[[ Supplied entries open ]]

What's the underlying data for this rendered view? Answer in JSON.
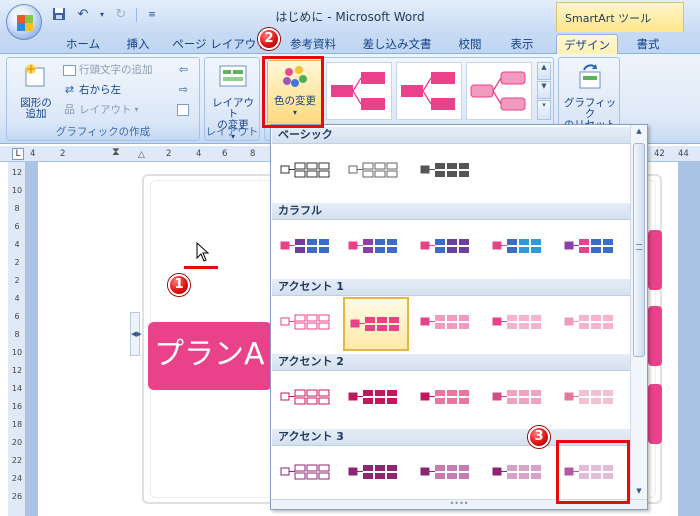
{
  "window": {
    "title": "はじめに - Microsoft Word",
    "context_tab_group": "SmartArt ツール"
  },
  "qat": {
    "save_icon": "save-icon",
    "undo_icon": "undo-icon",
    "redo_icon": "redo-icon",
    "customize_icon": "qat-dropdown-icon"
  },
  "tabs": [
    {
      "label": "ホーム"
    },
    {
      "label": "挿入"
    },
    {
      "label": "ページ レイアウト"
    },
    {
      "label": "参考資料"
    },
    {
      "label": "差し込み文書"
    },
    {
      "label": "校閲"
    },
    {
      "label": "表示"
    },
    {
      "label": "デザイン",
      "active": true
    },
    {
      "label": "書式"
    }
  ],
  "ribbon": {
    "create_graphic": {
      "label": "グラフィックの作成",
      "add_shape": "図形の\n追加",
      "add_bullet": "行頭文字の追加",
      "right_to_left": "右から左",
      "layout": "レイアウト"
    },
    "layouts": {
      "label": "レイアウト",
      "change_layout": "レイアウト\nの変更"
    },
    "smartart_styles": {
      "change_colors": "色の変更"
    },
    "reset": {
      "reset_graphic": "グラフィック\nのリセット"
    }
  },
  "ruler": {
    "top_ticks": [
      "4",
      "2",
      "2",
      "4",
      "6",
      "8"
    ],
    "top_ticks_right": [
      "42",
      "44"
    ],
    "left_ticks": [
      "12",
      "10",
      "8",
      "6",
      "4",
      "2",
      "2",
      "4",
      "6",
      "8",
      "10",
      "12",
      "14",
      "16",
      "18",
      "20",
      "22",
      "24",
      "26"
    ]
  },
  "document": {
    "plan_text": "プランA"
  },
  "color_gallery": {
    "categories": [
      {
        "name": "ベーシック",
        "options": 3
      },
      {
        "name": "カラフル",
        "options": 5
      },
      {
        "name": "アクセント 1",
        "options": 5,
        "selected": 1
      },
      {
        "name": "アクセント 2",
        "options": 5
      },
      {
        "name": "アクセント 3",
        "options": 5,
        "highlighted": 4
      }
    ]
  },
  "annotations": {
    "badge_1": "1",
    "badge_2": "2",
    "badge_3": "3"
  },
  "colors": {
    "accent_pink": "#e9418a",
    "annotation_red": "#e30b0b",
    "selection_gold": "#e8b44a"
  }
}
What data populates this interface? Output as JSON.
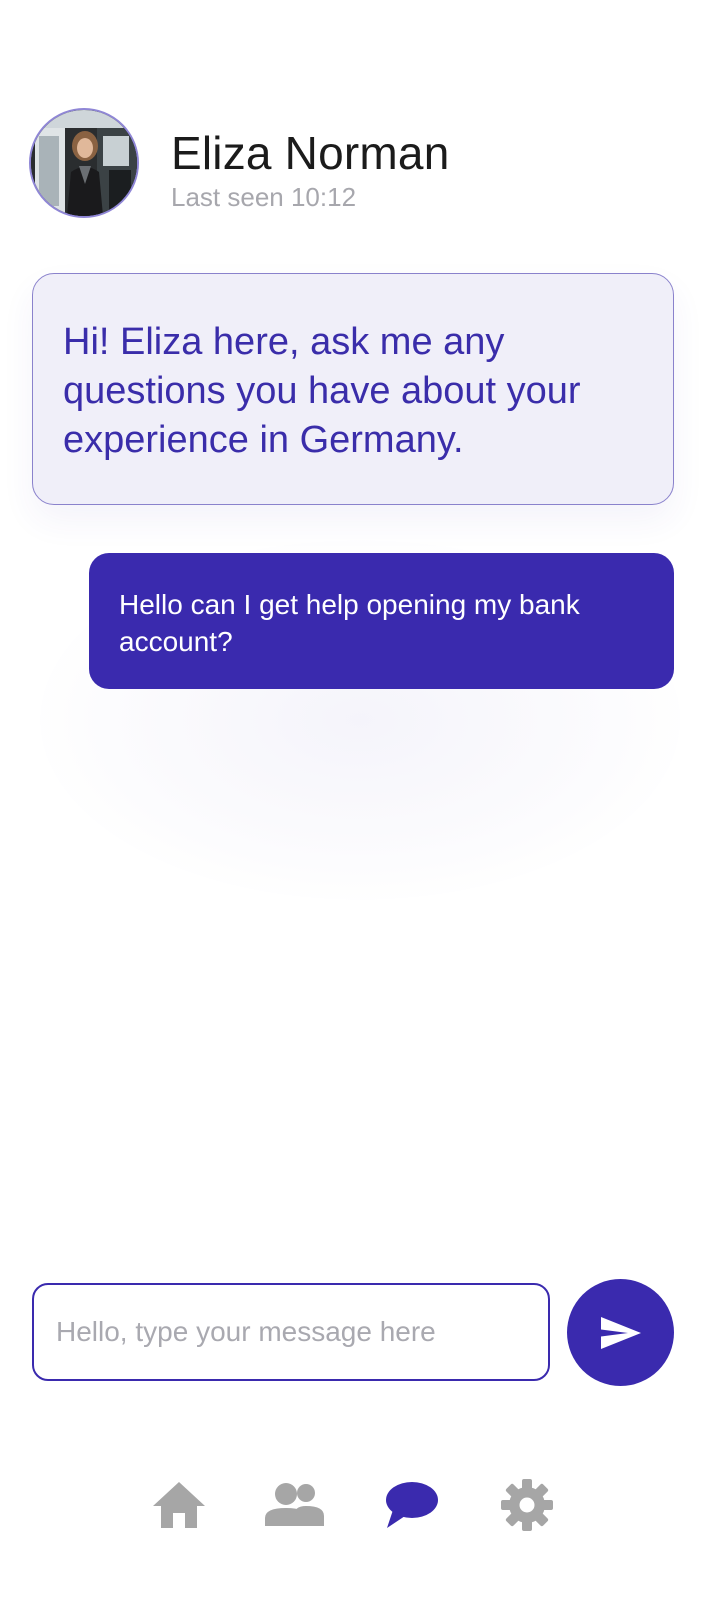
{
  "colors": {
    "primary": "#3a2aae",
    "bubble_in_bg": "#f0eff9",
    "nav_inactive": "#a6a6a6",
    "nav_active": "#3a2aae"
  },
  "contact": {
    "name": "Eliza Norman",
    "status": "Last seen 10:12"
  },
  "messages": [
    {
      "from": "contact",
      "text": "Hi! Eliza here, ask me any questions you have about your experience in Germany."
    },
    {
      "from": "user",
      "text": "Hello can I get help opening my bank account?"
    }
  ],
  "composer": {
    "placeholder": "Hello, type your message here",
    "send_icon": "send-icon"
  },
  "nav": {
    "items": [
      {
        "icon": "home-icon",
        "active": false
      },
      {
        "icon": "people-icon",
        "active": false
      },
      {
        "icon": "chat-icon",
        "active": true
      },
      {
        "icon": "gear-icon",
        "active": false
      }
    ]
  }
}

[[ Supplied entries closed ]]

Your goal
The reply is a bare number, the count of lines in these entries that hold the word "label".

Solution to the problem
11